=== Section Start ===
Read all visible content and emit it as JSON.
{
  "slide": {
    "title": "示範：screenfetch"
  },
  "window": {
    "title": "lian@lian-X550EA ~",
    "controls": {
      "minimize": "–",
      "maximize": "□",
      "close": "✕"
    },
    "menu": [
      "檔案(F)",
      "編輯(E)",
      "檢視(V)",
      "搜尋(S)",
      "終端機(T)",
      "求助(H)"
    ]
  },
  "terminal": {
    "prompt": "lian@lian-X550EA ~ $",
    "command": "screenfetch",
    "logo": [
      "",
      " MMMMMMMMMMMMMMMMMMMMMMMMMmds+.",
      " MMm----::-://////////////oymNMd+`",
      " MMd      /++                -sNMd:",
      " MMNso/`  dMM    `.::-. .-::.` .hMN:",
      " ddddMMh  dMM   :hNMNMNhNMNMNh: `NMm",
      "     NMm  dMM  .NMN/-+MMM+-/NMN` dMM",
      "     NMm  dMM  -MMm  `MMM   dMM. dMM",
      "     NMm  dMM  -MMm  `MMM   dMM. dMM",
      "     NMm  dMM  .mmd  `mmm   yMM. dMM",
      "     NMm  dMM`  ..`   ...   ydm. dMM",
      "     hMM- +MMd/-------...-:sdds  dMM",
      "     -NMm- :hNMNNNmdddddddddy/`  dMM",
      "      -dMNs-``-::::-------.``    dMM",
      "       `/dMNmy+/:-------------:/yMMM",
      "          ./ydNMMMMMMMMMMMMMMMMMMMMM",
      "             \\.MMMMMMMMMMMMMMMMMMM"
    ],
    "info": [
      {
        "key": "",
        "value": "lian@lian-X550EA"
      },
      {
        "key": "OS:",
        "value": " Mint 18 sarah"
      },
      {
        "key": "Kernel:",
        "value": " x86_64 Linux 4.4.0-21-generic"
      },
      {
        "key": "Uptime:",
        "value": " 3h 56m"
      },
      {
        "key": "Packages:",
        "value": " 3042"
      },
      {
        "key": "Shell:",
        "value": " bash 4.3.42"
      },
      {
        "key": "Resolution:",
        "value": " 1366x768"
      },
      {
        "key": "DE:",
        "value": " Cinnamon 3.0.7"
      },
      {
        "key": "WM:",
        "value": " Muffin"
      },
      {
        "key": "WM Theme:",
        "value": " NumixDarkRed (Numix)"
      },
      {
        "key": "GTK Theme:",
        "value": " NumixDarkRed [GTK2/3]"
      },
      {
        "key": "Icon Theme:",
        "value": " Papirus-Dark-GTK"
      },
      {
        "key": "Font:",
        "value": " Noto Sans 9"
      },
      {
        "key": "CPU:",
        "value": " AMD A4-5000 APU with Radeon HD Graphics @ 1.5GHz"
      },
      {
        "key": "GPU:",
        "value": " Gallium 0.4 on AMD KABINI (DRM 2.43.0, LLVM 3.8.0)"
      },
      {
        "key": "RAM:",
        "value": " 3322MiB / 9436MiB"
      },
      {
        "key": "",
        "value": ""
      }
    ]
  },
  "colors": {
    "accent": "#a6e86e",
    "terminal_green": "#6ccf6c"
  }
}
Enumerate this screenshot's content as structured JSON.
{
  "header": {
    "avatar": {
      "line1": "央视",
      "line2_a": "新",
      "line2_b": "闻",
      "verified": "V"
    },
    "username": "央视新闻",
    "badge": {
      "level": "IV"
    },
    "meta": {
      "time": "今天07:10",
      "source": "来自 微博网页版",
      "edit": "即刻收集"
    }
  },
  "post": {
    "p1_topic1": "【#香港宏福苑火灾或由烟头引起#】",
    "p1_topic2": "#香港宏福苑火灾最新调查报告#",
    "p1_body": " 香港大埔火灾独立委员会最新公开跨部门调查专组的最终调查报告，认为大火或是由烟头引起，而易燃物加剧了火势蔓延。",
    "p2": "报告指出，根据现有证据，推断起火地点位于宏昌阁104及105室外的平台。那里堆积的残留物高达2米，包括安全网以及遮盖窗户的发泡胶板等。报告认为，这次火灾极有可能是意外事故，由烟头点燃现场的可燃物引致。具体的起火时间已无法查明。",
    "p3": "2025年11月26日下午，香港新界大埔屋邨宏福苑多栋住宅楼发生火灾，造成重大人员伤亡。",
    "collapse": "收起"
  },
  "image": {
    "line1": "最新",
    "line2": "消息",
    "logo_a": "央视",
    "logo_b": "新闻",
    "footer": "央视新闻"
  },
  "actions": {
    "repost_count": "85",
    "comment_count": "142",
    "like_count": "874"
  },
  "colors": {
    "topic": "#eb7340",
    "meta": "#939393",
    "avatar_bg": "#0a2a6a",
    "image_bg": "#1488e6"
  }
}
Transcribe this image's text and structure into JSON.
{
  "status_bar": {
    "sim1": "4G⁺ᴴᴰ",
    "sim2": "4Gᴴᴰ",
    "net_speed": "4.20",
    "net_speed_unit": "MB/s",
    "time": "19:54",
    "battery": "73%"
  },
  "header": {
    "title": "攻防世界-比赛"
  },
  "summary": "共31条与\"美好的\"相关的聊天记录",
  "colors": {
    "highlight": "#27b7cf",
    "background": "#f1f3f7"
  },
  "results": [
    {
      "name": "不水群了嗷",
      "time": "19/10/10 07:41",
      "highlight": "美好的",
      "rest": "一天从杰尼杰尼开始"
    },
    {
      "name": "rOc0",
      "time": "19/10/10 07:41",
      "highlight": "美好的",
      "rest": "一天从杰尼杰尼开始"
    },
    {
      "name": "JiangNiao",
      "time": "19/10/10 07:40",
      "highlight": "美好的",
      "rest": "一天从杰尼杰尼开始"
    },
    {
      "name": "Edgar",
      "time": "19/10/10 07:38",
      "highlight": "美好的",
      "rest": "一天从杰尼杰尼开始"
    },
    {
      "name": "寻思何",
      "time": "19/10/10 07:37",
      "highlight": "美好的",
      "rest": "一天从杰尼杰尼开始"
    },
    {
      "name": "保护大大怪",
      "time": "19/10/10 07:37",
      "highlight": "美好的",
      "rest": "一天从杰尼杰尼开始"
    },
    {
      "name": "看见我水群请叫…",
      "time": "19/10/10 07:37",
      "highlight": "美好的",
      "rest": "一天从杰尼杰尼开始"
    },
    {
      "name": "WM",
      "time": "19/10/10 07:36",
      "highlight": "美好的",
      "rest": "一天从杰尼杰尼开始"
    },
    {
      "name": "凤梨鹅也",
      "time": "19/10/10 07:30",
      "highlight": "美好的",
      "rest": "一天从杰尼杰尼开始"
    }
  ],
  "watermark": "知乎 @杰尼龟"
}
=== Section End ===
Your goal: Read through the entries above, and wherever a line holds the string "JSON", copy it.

Exercise solution:
Read all visible content and emit it as JSON.
Enumerate this screenshot's content as structured JSON.
Transcribe this image's text and structure into JSON.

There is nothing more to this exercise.